Work task: Go through the records and report each line holding the string "modified".

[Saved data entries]
^^^^^^^^
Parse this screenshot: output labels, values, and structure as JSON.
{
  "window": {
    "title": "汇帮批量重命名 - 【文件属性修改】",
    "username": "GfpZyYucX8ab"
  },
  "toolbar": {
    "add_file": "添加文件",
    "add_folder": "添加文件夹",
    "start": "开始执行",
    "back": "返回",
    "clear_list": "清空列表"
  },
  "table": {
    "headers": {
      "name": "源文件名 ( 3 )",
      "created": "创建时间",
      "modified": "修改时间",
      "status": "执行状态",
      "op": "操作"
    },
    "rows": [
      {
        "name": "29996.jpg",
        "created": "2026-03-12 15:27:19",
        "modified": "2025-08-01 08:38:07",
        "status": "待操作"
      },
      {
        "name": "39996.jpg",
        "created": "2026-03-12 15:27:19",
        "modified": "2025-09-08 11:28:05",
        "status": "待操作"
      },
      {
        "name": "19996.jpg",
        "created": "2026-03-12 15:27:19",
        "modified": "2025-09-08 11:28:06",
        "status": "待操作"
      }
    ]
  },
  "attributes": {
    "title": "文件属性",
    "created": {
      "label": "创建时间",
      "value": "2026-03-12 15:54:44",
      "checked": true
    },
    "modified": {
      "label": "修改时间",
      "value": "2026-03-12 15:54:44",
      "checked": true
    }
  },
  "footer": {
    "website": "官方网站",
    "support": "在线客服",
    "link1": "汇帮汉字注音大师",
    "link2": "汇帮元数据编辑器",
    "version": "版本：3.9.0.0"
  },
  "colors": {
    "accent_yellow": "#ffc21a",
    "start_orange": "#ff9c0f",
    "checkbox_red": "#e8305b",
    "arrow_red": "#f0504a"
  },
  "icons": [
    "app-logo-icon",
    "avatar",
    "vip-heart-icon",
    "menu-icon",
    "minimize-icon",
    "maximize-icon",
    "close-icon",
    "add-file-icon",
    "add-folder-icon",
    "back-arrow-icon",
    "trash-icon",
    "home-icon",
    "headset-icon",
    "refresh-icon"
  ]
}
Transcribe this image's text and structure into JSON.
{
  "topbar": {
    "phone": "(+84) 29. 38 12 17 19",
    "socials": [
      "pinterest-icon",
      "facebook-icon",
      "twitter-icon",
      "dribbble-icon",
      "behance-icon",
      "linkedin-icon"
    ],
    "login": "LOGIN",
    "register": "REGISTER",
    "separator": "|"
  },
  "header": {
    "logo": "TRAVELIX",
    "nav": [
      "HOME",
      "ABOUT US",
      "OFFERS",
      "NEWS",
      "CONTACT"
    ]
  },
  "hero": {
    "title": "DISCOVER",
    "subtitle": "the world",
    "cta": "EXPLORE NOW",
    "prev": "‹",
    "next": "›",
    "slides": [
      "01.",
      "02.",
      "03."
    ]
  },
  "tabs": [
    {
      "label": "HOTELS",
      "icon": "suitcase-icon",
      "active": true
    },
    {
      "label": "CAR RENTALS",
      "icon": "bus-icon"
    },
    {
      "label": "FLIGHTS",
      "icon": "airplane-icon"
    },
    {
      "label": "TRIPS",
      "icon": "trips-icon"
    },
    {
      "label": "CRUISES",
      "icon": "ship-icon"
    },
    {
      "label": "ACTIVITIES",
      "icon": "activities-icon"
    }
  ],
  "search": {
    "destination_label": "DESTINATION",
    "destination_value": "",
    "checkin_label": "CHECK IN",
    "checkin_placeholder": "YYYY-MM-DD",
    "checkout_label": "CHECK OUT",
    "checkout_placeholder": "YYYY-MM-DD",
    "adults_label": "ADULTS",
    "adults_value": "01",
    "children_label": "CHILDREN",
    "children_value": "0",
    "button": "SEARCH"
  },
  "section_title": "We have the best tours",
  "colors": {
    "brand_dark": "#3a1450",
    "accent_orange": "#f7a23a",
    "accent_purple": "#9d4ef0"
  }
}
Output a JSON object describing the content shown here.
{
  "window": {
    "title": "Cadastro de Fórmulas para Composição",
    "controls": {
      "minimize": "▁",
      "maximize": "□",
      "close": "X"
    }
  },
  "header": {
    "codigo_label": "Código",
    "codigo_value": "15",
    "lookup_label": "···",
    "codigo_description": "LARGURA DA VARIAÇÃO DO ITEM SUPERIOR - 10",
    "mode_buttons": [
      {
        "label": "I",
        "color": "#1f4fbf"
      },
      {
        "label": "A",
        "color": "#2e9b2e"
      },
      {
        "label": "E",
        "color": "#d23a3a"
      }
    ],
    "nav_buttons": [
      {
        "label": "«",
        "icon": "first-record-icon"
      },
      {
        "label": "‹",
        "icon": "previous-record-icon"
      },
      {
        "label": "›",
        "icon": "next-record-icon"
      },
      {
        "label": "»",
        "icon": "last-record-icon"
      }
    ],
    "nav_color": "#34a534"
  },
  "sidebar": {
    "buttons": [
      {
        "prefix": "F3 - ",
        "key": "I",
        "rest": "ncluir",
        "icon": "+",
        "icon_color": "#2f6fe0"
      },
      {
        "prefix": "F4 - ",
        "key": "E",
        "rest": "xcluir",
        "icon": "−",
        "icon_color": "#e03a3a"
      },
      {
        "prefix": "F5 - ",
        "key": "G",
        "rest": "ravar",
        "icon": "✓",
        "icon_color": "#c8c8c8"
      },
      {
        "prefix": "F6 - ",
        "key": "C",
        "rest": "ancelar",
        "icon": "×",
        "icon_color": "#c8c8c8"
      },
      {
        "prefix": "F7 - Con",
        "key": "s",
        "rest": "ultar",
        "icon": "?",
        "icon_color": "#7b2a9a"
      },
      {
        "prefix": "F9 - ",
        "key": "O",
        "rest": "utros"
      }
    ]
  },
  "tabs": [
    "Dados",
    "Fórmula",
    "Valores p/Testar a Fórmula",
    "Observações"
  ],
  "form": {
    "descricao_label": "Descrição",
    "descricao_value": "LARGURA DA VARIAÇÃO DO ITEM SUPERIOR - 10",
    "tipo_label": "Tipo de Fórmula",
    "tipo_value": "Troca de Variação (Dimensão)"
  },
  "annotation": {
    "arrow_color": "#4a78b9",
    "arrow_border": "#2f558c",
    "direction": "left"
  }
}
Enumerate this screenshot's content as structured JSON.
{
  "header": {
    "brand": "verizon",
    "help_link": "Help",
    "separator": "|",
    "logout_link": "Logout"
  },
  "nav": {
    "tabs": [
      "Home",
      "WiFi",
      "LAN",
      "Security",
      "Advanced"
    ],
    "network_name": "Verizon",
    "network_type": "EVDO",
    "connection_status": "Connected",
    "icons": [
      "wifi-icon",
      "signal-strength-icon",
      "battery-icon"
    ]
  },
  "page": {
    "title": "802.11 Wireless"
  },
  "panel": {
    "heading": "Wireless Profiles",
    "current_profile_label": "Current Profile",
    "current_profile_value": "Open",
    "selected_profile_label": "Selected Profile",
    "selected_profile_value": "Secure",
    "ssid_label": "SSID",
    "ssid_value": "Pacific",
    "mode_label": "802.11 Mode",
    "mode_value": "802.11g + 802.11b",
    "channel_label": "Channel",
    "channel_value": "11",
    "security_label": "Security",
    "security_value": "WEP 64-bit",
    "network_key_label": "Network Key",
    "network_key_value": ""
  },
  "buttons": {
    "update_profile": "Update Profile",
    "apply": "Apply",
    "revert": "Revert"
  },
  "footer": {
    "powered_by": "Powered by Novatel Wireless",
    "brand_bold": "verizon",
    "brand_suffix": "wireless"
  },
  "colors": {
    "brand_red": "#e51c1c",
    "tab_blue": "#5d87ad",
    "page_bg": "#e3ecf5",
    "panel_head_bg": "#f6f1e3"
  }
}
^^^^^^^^
Result for this exercise:
      "modified": "修改时间",
        "modified": "2025-08-01 08:38:07",
        "modified": "2025-09-08 11:28:05",
        "modified": "2025-09-08 11:28:06",
    "modified": {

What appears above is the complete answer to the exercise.